*ASSIGNMENT*.
The entries below must be returned exactly as they stand.

*DATA TO PROCESS*.
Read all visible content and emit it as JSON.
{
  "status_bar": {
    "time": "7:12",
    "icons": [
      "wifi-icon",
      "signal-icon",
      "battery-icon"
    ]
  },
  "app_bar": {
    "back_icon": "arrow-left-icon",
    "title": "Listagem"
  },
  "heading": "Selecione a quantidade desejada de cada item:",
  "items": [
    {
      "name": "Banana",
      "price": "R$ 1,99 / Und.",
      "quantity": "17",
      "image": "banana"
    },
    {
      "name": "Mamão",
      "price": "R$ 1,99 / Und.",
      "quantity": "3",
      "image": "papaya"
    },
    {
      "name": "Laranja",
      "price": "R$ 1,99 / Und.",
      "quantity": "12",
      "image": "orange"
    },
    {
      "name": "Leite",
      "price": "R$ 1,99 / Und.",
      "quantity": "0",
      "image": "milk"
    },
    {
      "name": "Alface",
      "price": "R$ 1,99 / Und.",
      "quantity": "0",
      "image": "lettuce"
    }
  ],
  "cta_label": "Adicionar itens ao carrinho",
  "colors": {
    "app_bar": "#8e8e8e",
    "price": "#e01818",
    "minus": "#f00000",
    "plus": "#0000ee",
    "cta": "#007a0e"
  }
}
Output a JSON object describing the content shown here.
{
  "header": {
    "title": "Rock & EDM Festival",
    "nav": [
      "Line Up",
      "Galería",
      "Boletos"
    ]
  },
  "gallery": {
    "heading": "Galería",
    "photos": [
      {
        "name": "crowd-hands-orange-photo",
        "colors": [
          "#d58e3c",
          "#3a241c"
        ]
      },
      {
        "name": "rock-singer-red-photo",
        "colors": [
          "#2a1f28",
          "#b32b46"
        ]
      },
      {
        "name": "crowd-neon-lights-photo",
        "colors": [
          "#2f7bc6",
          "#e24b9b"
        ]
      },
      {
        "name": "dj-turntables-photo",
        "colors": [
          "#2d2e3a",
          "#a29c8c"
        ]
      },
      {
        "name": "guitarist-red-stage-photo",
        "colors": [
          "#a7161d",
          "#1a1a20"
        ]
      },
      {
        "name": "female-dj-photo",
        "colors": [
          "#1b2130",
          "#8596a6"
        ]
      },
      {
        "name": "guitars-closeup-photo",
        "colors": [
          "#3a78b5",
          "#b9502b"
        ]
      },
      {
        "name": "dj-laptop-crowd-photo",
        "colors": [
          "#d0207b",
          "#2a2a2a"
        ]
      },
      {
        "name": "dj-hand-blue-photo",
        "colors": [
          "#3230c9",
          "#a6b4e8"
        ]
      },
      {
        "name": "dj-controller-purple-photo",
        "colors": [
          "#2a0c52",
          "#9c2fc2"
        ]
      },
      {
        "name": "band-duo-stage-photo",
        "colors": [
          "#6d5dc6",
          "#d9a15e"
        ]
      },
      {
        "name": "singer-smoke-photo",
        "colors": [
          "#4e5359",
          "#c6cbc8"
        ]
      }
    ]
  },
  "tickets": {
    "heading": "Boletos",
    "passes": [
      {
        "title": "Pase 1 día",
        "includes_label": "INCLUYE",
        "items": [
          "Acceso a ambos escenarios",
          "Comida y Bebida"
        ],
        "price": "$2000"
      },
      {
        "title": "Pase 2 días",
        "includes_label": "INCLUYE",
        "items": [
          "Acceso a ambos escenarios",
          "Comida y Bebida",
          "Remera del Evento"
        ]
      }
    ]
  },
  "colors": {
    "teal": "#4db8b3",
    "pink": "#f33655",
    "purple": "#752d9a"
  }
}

*RESPONSE TO THE TASK*.
Read all visible content and emit it as JSON.
{
  "status_bar": {
    "time": "7:12",
    "icons": [
      "wifi-icon",
      "signal-icon",
      "battery-icon"
    ]
  },
  "app_bar": {
    "back_icon": "arrow-left-icon",
    "title": "Listagem"
  },
  "heading": "Selecione a quantidade desejada de cada item:",
  "items": [
    {
      "name": "Banana",
      "price": "R$ 1,99 / Und.",
      "quantity": "17",
      "image": "banana"
    },
    {
      "name": "Mamão",
      "price": "R$ 1,99 / Und.",
      "quantity": "3",
      "image": "papaya"
    },
    {
      "name": "Laranja",
      "price": "R$ 1,99 / Und.",
      "quantity": "12",
      "image": "orange"
    },
    {
      "name": "Leite",
      "price": "R$ 1,99 / Und.",
      "quantity": "0",
      "image": "milk"
    },
    {
      "name": "Alface",
      "price": "R$ 1,99 / Und.",
      "quantity": "0",
      "image": "lettuce"
    }
  ],
  "cta_label": "Adicionar itens ao carrinho",
  "colors": {
    "app_bar": "#8e8e8e",
    "price": "#e01818",
    "minus": "#f00000",
    "plus": "#0000ee",
    "cta": "#007a0e"
  }
}
Output a JSON object describing the content shown here.
{
  "header": {
    "title": "Rock & EDM Festival",
    "nav": [
      "Line Up",
      "Galería",
      "Boletos"
    ]
  },
  "gallery": {
    "heading": "Galería",
    "photos": [
      {
        "name": "crowd-hands-orange-photo",
        "colors": [
          "#d58e3c",
          "#3a241c"
        ]
      },
      {
        "name": "rock-singer-red-photo",
        "colors": [
          "#2a1f28",
          "#b32b46"
        ]
      },
      {
        "name": "crowd-neon-lights-photo",
        "colors": [
          "#2f7bc6",
          "#e24b9b"
        ]
      },
      {
        "name": "dj-turntables-photo",
        "colors": [
          "#2d2e3a",
          "#a29c8c"
        ]
      },
      {
        "name": "guitarist-red-stage-photo",
        "colors": [
          "#a7161d",
          "#1a1a20"
        ]
      },
      {
        "name": "female-dj-photo",
        "colors": [
          "#1b2130",
          "#8596a6"
        ]
      },
      {
        "name": "guitars-closeup-photo",
        "colors": [
          "#3a78b5",
          "#b9502b"
        ]
      },
      {
        "name": "dj-laptop-crowd-photo",
        "colors": [
          "#d0207b",
          "#2a2a2a"
        ]
      },
      {
        "name": "dj-hand-blue-photo",
        "colors": [
          "#3230c9",
          "#a6b4e8"
        ]
      },
      {
        "name": "dj-controller-purple-photo",
        "colors": [
          "#2a0c52",
          "#9c2fc2"
        ]
      },
      {
        "name": "band-duo-stage-photo",
        "colors": [
          "#6d5dc6",
          "#d9a15e"
        ]
      },
      {
        "name": "singer-smoke-photo",
        "colors": [
          "#4e5359",
          "#c6cbc8"
        ]
      }
    ]
  },
  "tickets": {
    "heading": "Boletos",
    "passes": [
      {
        "title": "Pase 1 día",
        "includes_label": "INCLUYE",
        "items": [
          "Acceso a ambos escenarios",
          "Comida y Bebida"
        ],
        "price": "$2000"
      },
      {
        "title": "Pase 2 días",
        "includes_label": "INCLUYE",
        "items": [
          "Acceso a ambos escenarios",
          "Comida y Bebida",
          "Remera del Evento"
        ]
      }
    ]
  },
  "colors": {
    "teal": "#4db8b3",
    "pink": "#f33655",
    "purple": "#752d9a"
  }
}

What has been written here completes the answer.